Seven Questions With Softball's Nikki Armagost
April 8, 2010
Stockton, Calif. - Tiger freshman Nikki Armagost has been a force for the softball team both in the circle and at the plate. She talks about her first year at Pacific and coming to California.
1. You came to Pacific after a distinguished high school career; do you have any particular favorite memory from your High School career?
My favorite High School memory is winning the state title. It took us three tries to finally win state. Each of my first two years we lost to the team that eventually won. My sophomore year we lost in the first game. My junior year we lost the second game which sent us to the third place game. So it was a great feeling to obviously finally win during my senior season.
2. During your high school career you recorded a perfect game, could you describe what you felt after it?
I remember that game, it was against the team that won state the previous year. They had beaten us to get to the state championship game, so it developed a bit of a personal rivalry with the team. I did not really know about it until the 7th inning when my coach said something about. It was great to get it against them because they returned most of the team that had won the title the previous year. It was freezing, probably about 40 degrees, and I also did not have all my pitches that game.
3. Not only were you an accomplished pitcher in high school, but you were also a very good hitter, so which do you prefer pitching or hitting?
I get this question a lot. I cannot really decide between the two. Growing up I liked hitting more, but through high school I really liked pitching. I keep going back and forth about which I like better. I just want to be out there playing, if I am not hitting then I want to be out there on the mound, but if I am not pitching then I want to be in the batters box. I really love to do both.
4. Making the step from high school to Division I is a big leap, what do you feel are the biggest differences between the two levels?
I can break down the differences with hitting and pitching. With pitching, the hitters are bigger and stronger. They will also make you pay if you make mistakes, you could get away with mistakes in high school, but not here. In high school, if the hitter made contact on a mistake they only usually got a hit, but here hitters will hit home runs. The pitchers are better here too. They have a plan on how they want to pitch. In high school, pitchers would just try and focus on throwing strikes, but here they know where they want to go with it. Pitchers also are just better with more movement and they throw a lot harder.
5. What expectations does your team have for this season?

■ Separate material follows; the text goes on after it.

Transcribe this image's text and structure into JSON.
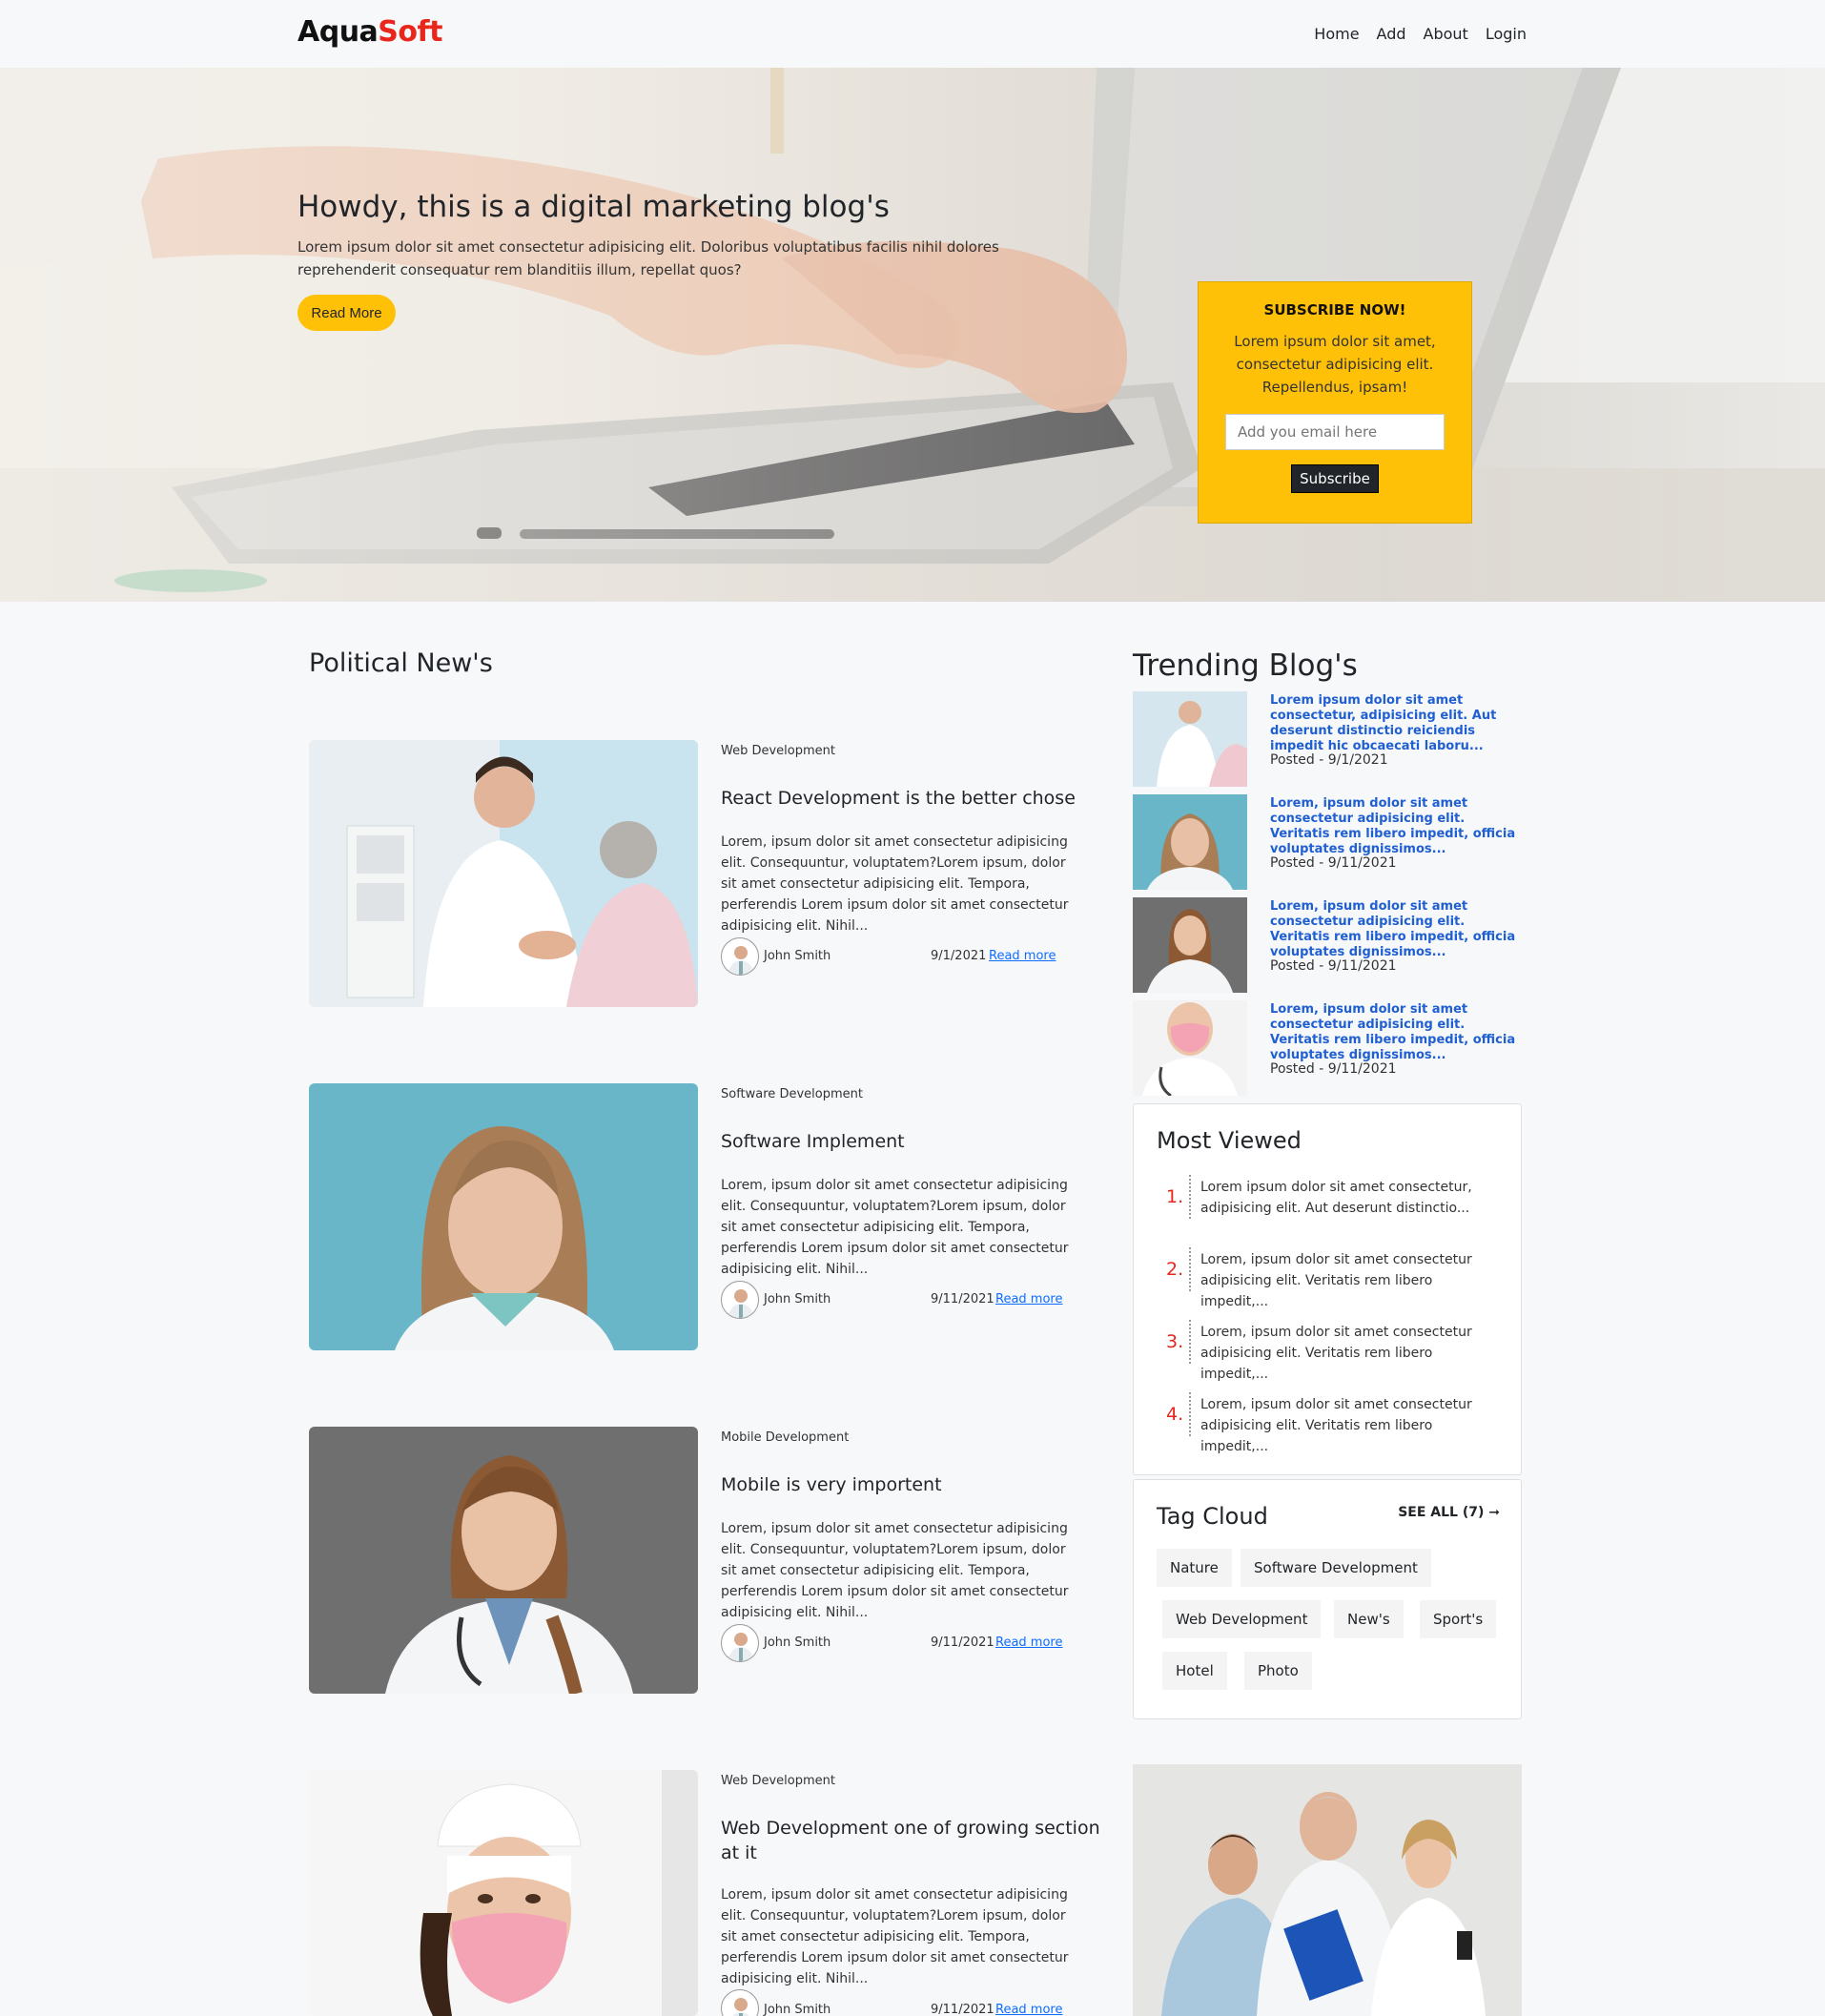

As a team our goals have really been to do our best and to just get better with each game. We had a rocky start to our season with a lot of up and down play. We just want to get more consistent as a team. We are just looking to take it step by step and not look at the big picture so much. Our coach tells us "Get better by 1% every day."

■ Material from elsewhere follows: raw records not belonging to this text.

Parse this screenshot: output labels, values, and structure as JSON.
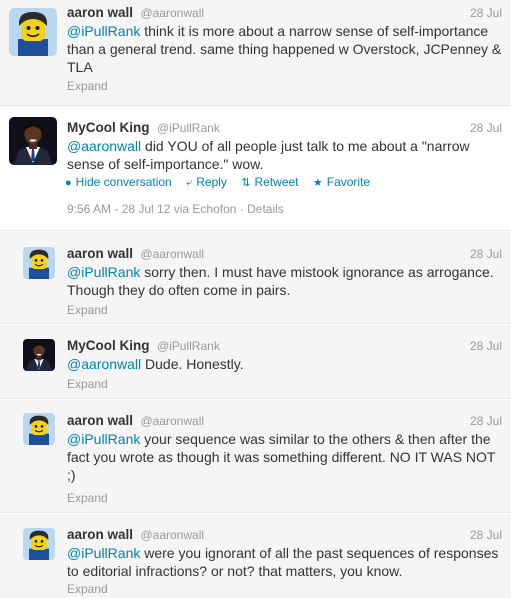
{
  "tweets": [
    {
      "name": "aaron wall",
      "handle": "@aaronwall",
      "time": "28 Jul",
      "mention": "@iPullRank",
      "text": " think it is more about a narrow sense of self-importance than a general trend. same thing happened w Overstock, JCPenney & TLA",
      "expand": "Expand"
    },
    {
      "name": "MyCool King",
      "handle": "@iPullRank",
      "time": "28 Jul",
      "mention": "@aaronwall",
      "text": " did YOU of all people just talk to me about a \"narrow sense of self-importance.\" wow.",
      "actions": {
        "hide": "Hide conversation",
        "reply": "Reply",
        "retweet": "Retweet",
        "favorite": "Favorite"
      },
      "timestamp": "9:56 AM - 28 Jul 12 via Echofon",
      "details": "Details"
    },
    {
      "name": "aaron wall",
      "handle": "@aaronwall",
      "time": "28 Jul",
      "mention": "@iPullRank",
      "text": " sorry then. I must have mistook ignorance as arrogance. Though they do often come in pairs.",
      "expand": "Expand"
    },
    {
      "name": "MyCool King",
      "handle": "@iPullRank",
      "time": "28 Jul",
      "mention": "@aaronwall",
      "text": " Dude. Honestly.",
      "expand": "Expand"
    },
    {
      "name": "aaron wall",
      "handle": "@aaronwall",
      "time": "28 Jul",
      "mention": "@iPullRank",
      "text": " your sequence was similar to the others & then after the fact you wrote as though it was something different. NO IT WAS NOT ;)",
      "expand": "Expand"
    },
    {
      "name": "aaron wall",
      "handle": "@aaronwall",
      "time": "28 Jul",
      "mention": "@iPullRank",
      "text": " were you ignorant of all the past sequences of responses to editorial infractions? or not? that matters, you know.",
      "expand": "Expand"
    }
  ],
  "colors": {
    "link": "#0084b4",
    "muted": "#999999",
    "text": "#333333",
    "replies_background": "#f5f5f5"
  },
  "icons": {
    "hide": "bubble-icon",
    "reply": "reply-arrow-icon",
    "retweet": "retweet-icon",
    "favorite": "star-icon"
  }
}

6. What are your personal goals that you wish to accomplish during your career at Pacific?
I have a lot of personal goals. With pitching, my goal is to keep a low ERA, because that means I am giving my team a chance to win. I want to try and make it easy on our offense, because with every run we give up on defense and pitching there is that much more pressure on our offense. When I am in the field, I just want to give 100 percent on every play. I want to make sure I make a play on any chance that comes to me. My goal with hitting is to make sure I capitalize on every mistake made by the pitcher. If they make a mistake to me I want to do something with it.
7. How do you like the change of moving from Kansas to California?
I love living here. The weather is so nice. It doesn't change dramatically, like sunny and hot during the day to freezing at night. If it is sunny it stays warm. It is very pretty as well, I love palm trees. The only big difference between here and Kansas is the weather and there is more stuff to do here than in Kansas.